WHAT YOU ARE ASKED TO DO:
Exact copy, no pictures: output each line below as it stands.

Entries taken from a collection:

────────────────

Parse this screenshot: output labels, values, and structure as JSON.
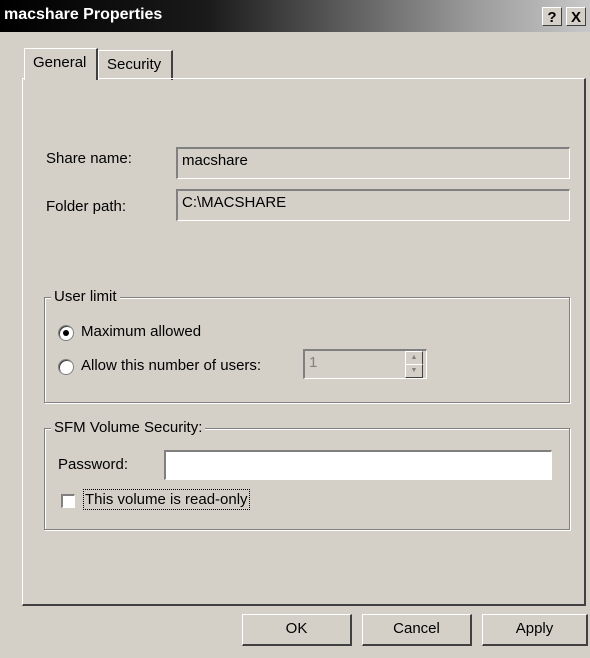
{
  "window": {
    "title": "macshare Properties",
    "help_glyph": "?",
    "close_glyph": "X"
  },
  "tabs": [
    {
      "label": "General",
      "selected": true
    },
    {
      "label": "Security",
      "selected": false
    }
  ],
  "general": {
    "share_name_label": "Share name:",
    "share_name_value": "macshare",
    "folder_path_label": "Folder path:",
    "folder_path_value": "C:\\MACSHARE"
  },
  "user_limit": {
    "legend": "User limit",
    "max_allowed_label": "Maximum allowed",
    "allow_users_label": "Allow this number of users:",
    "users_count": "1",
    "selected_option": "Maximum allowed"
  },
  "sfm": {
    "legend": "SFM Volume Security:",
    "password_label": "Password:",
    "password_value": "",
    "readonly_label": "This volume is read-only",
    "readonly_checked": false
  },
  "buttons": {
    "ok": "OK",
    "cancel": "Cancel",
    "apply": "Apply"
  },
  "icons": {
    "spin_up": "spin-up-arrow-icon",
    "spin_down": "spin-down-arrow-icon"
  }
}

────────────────

PROBLEM SOLUTION:
Parse this screenshot: output labels, values, and structure as JSON.
{
  "window": {
    "title": "macshare Properties",
    "help_glyph": "?",
    "close_glyph": "X"
  },
  "tabs": [
    {
      "label": "General",
      "selected": true
    },
    {
      "label": "Security",
      "selected": false
    }
  ],
  "general": {
    "share_name_label": "Share name:",
    "share_name_value": "macshare",
    "folder_path_label": "Folder path:",
    "folder_path_value": "C:\\MACSHARE"
  },
  "user_limit": {
    "legend": "User limit",
    "max_allowed_label": "Maximum allowed",
    "allow_users_label": "Allow this number of users:",
    "users_count": "1",
    "selected_option": "Maximum allowed"
  },
  "sfm": {
    "legend": "SFM Volume Security:",
    "password_label": "Password:",
    "password_value": "",
    "readonly_label": "This volume is read-only",
    "readonly_checked": false
  },
  "buttons": {
    "ok": "OK",
    "cancel": "Cancel",
    "apply": "Apply"
  },
  "icons": {
    "spin_up": "spin-up-arrow-icon",
    "spin_down": "spin-down-arrow-icon"
  }
}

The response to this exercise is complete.